Your task - The records are to be reproduced verbatim.
◆ ◆ ◆ ◆ ◆
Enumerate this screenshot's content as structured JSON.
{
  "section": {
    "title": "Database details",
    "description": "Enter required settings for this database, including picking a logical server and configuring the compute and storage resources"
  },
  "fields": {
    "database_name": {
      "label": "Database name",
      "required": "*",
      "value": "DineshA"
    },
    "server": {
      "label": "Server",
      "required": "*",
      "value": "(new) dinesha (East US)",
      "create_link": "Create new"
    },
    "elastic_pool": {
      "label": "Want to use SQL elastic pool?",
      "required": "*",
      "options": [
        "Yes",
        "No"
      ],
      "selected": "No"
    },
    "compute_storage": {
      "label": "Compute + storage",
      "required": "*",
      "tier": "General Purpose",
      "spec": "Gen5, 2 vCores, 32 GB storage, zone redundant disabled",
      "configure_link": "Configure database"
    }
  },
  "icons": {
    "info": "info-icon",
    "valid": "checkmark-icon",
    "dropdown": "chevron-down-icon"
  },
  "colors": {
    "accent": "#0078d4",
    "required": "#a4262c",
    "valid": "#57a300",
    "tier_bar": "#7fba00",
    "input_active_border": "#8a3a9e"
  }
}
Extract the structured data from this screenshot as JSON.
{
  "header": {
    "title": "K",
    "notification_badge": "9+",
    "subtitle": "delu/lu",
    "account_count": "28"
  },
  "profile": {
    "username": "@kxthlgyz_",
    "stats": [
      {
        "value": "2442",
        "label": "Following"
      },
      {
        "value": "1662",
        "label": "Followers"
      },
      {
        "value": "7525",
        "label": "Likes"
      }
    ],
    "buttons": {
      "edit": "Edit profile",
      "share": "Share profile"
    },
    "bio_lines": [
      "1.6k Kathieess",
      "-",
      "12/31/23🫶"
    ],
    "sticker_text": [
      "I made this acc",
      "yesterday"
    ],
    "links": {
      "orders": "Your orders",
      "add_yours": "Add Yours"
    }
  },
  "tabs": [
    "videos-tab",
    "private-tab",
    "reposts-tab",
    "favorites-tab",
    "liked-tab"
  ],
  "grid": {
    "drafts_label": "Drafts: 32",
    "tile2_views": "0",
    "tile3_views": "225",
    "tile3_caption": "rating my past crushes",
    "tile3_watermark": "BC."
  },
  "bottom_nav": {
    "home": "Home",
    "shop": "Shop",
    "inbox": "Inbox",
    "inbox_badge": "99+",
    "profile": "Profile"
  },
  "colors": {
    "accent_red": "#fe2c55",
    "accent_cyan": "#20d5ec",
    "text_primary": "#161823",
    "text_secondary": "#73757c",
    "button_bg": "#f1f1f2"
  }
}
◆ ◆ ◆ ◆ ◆
Reply -
Enumerate this screenshot's content as structured JSON.
{
  "section": {
    "title": "Database details",
    "description": "Enter required settings for this database, including picking a logical server and configuring the compute and storage resources"
  },
  "fields": {
    "database_name": {
      "label": "Database name",
      "required": "*",
      "value": "DineshA"
    },
    "server": {
      "label": "Server",
      "required": "*",
      "value": "(new) dinesha (East US)",
      "create_link": "Create new"
    },
    "elastic_pool": {
      "label": "Want to use SQL elastic pool?",
      "required": "*",
      "options": [
        "Yes",
        "No"
      ],
      "selected": "No"
    },
    "compute_storage": {
      "label": "Compute + storage",
      "required": "*",
      "tier": "General Purpose",
      "spec": "Gen5, 2 vCores, 32 GB storage, zone redundant disabled",
      "configure_link": "Configure database"
    }
  },
  "icons": {
    "info": "info-icon",
    "valid": "checkmark-icon",
    "dropdown": "chevron-down-icon"
  },
  "colors": {
    "accent": "#0078d4",
    "required": "#a4262c",
    "valid": "#57a300",
    "tier_bar": "#7fba00",
    "input_active_border": "#8a3a9e"
  }
}
Extract the structured data from this screenshot as JSON.
{
  "header": {
    "title": "K",
    "notification_badge": "9+",
    "subtitle": "delu/lu",
    "account_count": "28"
  },
  "profile": {
    "username": "@kxthlgyz_",
    "stats": [
      {
        "value": "2442",
        "label": "Following"
      },
      {
        "value": "1662",
        "label": "Followers"
      },
      {
        "value": "7525",
        "label": "Likes"
      }
    ],
    "buttons": {
      "edit": "Edit profile",
      "share": "Share profile"
    },
    "bio_lines": [
      "1.6k Kathieess",
      "-",
      "12/31/23🫶"
    ],
    "sticker_text": [
      "I made this acc",
      "yesterday"
    ],
    "links": {
      "orders": "Your orders",
      "add_yours": "Add Yours"
    }
  },
  "tabs": [
    "videos-tab",
    "private-tab",
    "reposts-tab",
    "favorites-tab",
    "liked-tab"
  ],
  "grid": {
    "drafts_label": "Drafts: 32",
    "tile2_views": "0",
    "tile3_views": "225",
    "tile3_caption": "rating my past crushes",
    "tile3_watermark": "BC."
  },
  "bottom_nav": {
    "home": "Home",
    "shop": "Shop",
    "inbox": "Inbox",
    "inbox_badge": "99+",
    "profile": "Profile"
  },
  "colors": {
    "accent_red": "#fe2c55",
    "accent_cyan": "#20d5ec",
    "text_primary": "#161823",
    "text_secondary": "#73757c",
    "button_bg": "#f1f1f2"
  }
}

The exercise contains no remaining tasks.